→ About this task
Check each line of the data below for the word "contado", then extract the ones that have it.

[Component data from apps and pages]

* * * *

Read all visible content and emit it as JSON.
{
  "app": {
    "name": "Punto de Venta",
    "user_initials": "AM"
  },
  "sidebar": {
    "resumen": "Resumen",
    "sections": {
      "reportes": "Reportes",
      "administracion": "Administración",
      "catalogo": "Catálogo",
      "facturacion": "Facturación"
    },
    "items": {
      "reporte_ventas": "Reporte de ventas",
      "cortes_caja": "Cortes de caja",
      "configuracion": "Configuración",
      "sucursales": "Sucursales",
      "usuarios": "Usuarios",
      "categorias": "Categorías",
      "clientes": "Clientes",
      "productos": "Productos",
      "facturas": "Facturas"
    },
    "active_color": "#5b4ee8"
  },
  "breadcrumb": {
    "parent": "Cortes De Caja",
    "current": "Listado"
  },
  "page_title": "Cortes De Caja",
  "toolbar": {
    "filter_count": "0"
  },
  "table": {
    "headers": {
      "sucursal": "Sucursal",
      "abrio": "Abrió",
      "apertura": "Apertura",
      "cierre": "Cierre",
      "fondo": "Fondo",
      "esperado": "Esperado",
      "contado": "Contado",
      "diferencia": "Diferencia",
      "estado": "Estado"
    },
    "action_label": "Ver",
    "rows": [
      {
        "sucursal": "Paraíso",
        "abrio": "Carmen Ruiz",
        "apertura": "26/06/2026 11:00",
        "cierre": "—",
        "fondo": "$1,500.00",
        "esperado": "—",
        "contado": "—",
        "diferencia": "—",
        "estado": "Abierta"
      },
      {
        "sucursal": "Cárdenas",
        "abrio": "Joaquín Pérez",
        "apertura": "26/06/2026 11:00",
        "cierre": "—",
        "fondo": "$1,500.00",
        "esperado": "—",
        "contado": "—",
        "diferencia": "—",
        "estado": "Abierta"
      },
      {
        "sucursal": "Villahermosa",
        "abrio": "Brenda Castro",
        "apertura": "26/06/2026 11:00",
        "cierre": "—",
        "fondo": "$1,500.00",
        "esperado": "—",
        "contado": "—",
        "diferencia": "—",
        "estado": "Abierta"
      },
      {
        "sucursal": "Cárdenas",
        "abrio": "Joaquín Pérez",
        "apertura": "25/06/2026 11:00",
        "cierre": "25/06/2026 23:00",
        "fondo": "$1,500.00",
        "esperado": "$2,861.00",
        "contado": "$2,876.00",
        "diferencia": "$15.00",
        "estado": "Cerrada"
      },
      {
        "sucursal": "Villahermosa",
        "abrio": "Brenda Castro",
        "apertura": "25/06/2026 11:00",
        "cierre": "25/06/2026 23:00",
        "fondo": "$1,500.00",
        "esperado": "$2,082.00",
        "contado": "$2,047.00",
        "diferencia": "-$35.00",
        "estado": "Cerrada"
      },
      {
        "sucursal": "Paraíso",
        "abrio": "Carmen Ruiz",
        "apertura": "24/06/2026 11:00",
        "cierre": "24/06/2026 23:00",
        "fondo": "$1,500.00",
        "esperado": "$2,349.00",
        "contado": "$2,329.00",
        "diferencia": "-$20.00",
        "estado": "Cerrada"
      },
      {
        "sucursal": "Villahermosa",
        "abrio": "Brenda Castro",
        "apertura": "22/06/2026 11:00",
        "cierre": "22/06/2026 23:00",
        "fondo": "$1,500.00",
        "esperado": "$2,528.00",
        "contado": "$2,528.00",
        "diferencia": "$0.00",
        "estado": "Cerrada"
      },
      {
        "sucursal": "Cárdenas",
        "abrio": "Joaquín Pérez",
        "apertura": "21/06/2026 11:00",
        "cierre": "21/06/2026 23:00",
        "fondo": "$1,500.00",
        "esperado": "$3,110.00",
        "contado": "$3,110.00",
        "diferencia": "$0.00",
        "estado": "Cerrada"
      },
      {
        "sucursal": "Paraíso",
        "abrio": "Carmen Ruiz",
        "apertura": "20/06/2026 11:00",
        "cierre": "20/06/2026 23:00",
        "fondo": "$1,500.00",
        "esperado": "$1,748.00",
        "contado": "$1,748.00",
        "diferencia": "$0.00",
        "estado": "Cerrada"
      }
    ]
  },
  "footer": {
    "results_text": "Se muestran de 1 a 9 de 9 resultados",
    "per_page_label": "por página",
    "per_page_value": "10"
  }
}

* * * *

→ Answer box
      "contado": "Contado",
        "contado": "—",
        "contado": "—",
        "contado": "—",
        "contado": "$2,876.00",
        "contado": "$2,047.00",
        "contado": "$2,329.00",
        "contado": "$2,528.00",
        "contado": "$3,110.00",
        "contado": "$1,748.00",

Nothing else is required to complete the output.